What with the recent Chinese new year celebrations, a lot of people have been eating a lot of Chinese food. Jews are up there with the biggest chow mein chompers and hot-and-sour soup slurpers. And because there are no dairy ingredients in Chinese cuisine, no kashrut compromise is required when making Chinese meat dishes (once you have removed pork from the ingredients list, that is).
So in Jewish neighbourhoods around the world, kosher Chinese restaurants have sprung up as quickly as tower blocks in Shanghai. And there is now an increased range of kosher Chinese ingredients available in our shops making it a lot easier to sizzle up something authentic in the wok.
But Chinese cookery is about more than throwing a few ingredients in a pan and stirring. It recognises the five taste buds - salty, sweet, sour, bitter and peppery and hot - and these tastes appear in most Chinese dishes. In fact, the art of cooking Chinese is not only to chop and blend the ingredients, but to blend flavours through careful mixing.

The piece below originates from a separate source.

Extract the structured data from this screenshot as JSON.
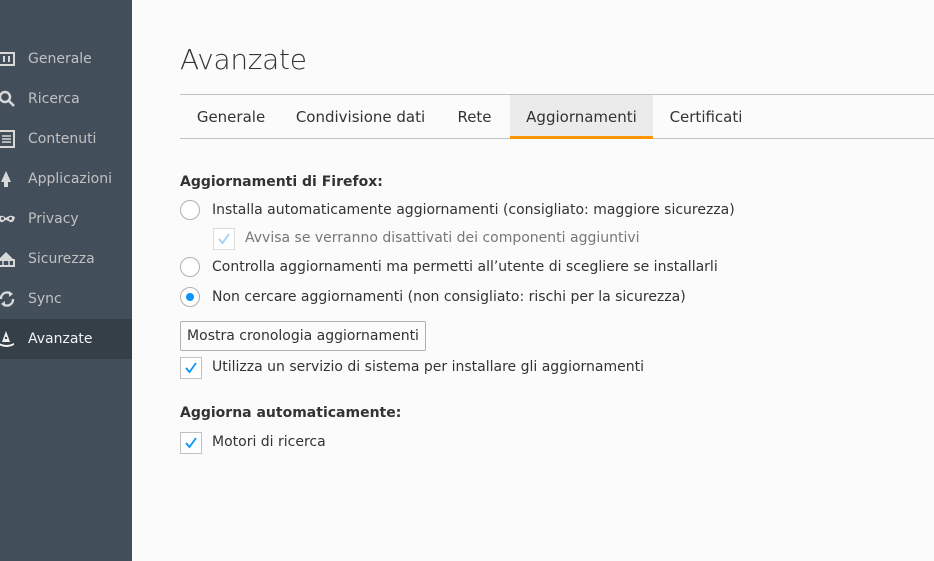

The Chinese believe that each food ingredient has either yin (cooling) or yang (heating) or neutral properties and that there is a direct correlation between the food you eat and the yin yang balance in your body.
The majority of meats - beef, lamb, chicken and goose - are said to be yang or heating foods though duck is yin, fresh water fish is neutral and herbs and vegetables such as ginger, garlic, spring onion, coriander, chilli pepper and celery are yang. Beansprouts, green beans and spinach are yin.

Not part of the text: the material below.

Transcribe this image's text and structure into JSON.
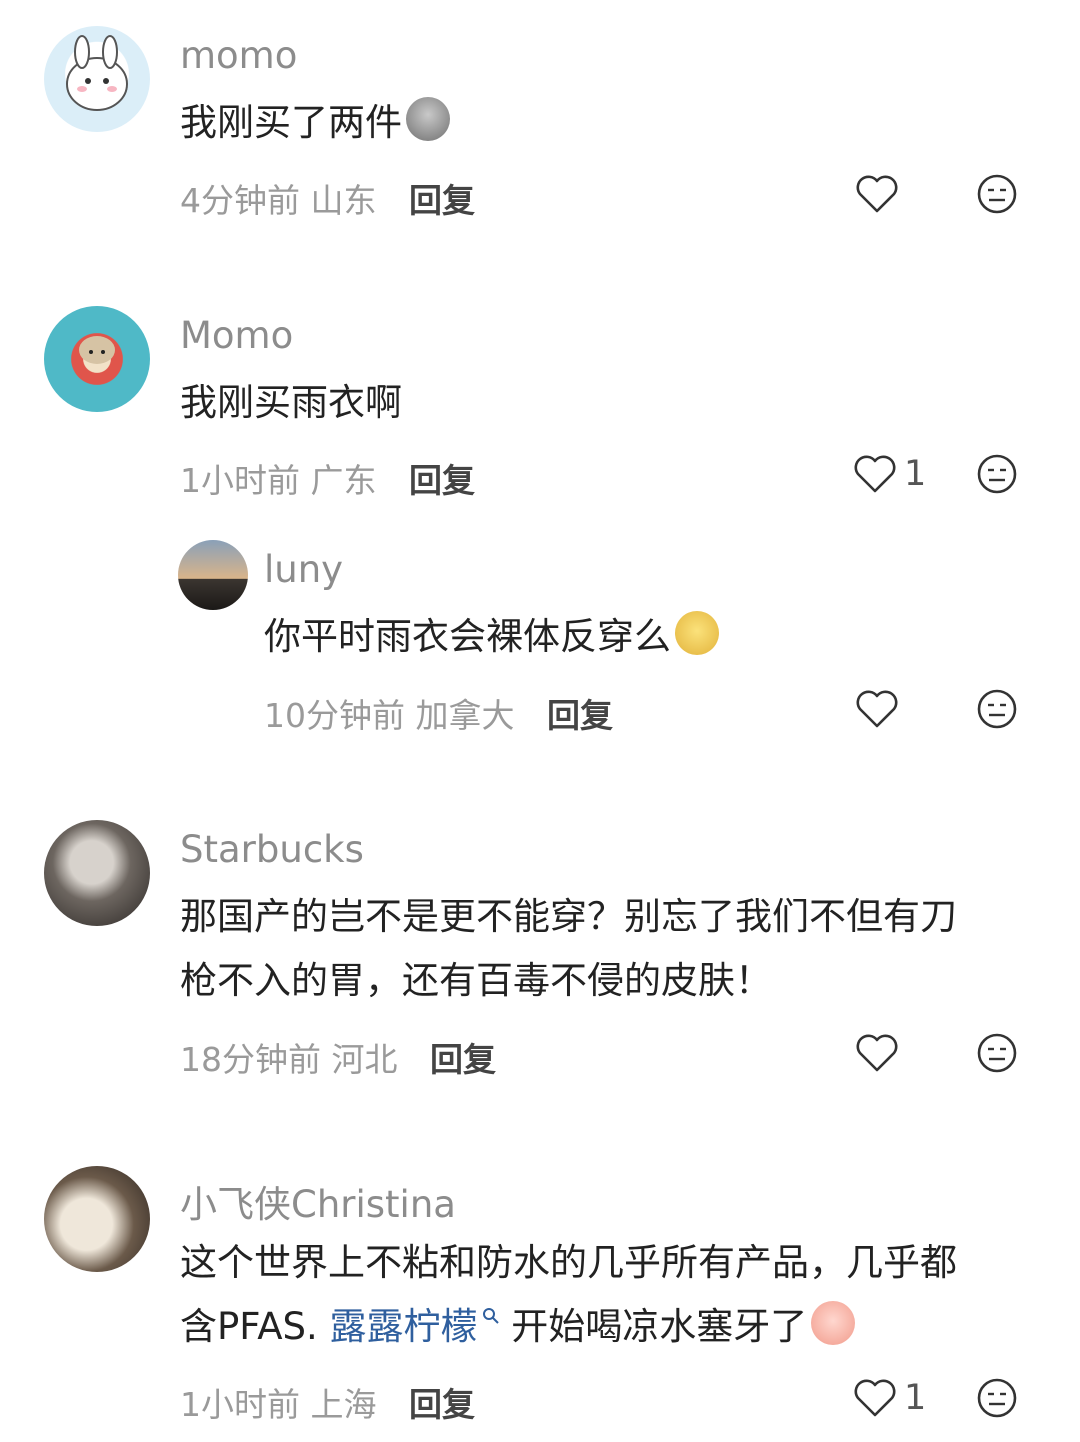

Like Jews, the Chinese have numerous food customs. Sometimes it is based on appearance, so for example, serving a whole chicken during the Chinese new year season symbolises family togetherness, noodles represent longevity and spring rolls symbolise wealth.
Foods may have also special significance because of the way the word sounds. For instance, the Cantonese word for lettuce sounds like the word for "rising fortune", so it is common to serve a lettuce wrap, just as Jews serve carrots at new year because the Yiddush word for carrots, merren, means plentiful. As for dessert, a popular sweet is sticky rice cake which symbolises good fortune through its sweetness, while the layers denote abundance and the round shape signifies family reunion.

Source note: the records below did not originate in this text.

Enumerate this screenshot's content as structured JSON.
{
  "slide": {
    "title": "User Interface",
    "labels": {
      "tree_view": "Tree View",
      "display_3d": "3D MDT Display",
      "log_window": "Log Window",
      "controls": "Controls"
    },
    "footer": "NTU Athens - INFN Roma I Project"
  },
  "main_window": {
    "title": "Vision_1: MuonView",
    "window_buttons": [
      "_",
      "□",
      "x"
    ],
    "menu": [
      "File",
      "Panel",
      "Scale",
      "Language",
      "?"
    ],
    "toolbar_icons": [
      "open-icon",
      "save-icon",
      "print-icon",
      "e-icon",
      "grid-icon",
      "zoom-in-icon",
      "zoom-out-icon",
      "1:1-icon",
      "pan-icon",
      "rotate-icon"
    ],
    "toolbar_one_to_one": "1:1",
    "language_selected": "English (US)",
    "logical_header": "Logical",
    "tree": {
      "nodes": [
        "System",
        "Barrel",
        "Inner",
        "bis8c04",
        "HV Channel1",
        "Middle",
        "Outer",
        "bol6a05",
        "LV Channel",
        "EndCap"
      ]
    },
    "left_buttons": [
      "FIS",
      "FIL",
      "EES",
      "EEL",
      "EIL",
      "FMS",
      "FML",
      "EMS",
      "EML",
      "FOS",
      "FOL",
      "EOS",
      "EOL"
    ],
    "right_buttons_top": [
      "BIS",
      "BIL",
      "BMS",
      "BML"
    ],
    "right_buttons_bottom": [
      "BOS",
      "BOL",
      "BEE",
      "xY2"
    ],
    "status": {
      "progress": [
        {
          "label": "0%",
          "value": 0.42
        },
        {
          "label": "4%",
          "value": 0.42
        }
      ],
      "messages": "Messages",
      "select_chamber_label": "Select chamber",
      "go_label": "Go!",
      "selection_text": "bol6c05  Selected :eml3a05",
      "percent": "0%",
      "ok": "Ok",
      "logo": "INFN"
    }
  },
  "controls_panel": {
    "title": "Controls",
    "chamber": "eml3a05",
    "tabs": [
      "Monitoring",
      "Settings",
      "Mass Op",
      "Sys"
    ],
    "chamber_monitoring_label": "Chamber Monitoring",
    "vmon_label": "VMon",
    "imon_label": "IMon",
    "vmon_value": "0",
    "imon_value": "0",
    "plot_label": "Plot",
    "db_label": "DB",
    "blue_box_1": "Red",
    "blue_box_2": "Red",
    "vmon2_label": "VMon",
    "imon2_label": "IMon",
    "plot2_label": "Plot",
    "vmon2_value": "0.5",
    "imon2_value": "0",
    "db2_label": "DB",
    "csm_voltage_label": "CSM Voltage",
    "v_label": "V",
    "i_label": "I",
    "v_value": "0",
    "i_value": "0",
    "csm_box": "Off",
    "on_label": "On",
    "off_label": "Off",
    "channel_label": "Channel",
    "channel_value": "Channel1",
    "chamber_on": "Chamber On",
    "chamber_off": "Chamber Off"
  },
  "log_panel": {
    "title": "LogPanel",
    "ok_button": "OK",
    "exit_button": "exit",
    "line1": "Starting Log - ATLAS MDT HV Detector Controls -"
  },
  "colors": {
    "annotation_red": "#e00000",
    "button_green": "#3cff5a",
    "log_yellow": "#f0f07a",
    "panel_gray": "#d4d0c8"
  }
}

Recipe: bang bang chicken
Preparation time: 15 minutes.
Cooking time: 30 minutes.
Serves 6 people.
● 6 chicken breasts
● 100ml white wine
● ½ cucumber – thinly sliced
● 12 spring onions – thinly sliced
● 12 rice pancakes – or 6 little gem lettuces
For the dressing
● 1 teaspoon Sichuan peppercorns – crushed or use 1 teaspoon Chinese five spice or ordinary whole black pepper corns as a last resort
● 6 tablespoons light soy sauce
● 6 tablespoons caster sugar
● 6 tablespoon dry sherry
● 6 tablespoons tahini or sesame paste
● 6 teaspoons smooth peanut butter
● Pre-heat the oven to 200°C/ 400F°/gas mark 6.
● Put the chicken into a covered ovenware dish. Pour over the white wine and season with sea salt and freshly ground black pepper.
● Cook the chicken for 30 minutes. Remove from the dish and set aside to cool.
● Toast the peppercorns in a dry frying pan. Crush with a pestle and mortar or coffee grinder.
● Mix in the remaining dressing ingredients and set aside.
● Slice the cucumber and spring onions into long strips.
● Shred the chicken into long thin strips.
● Arrange the chicken, cucumber and spring onion on a serving plate.
● Microwave the pancakes for 30 seconds - or arrange the lettuce leaves into little cups.
● To serve: Spread some sauce onto the pancakes and add some chicken, cucumber and spring onion.
● Roll up the pancakes and eat. If using the lettuce leaves, place the bang bang chicken inside the lettuce cups and pour over some sauce.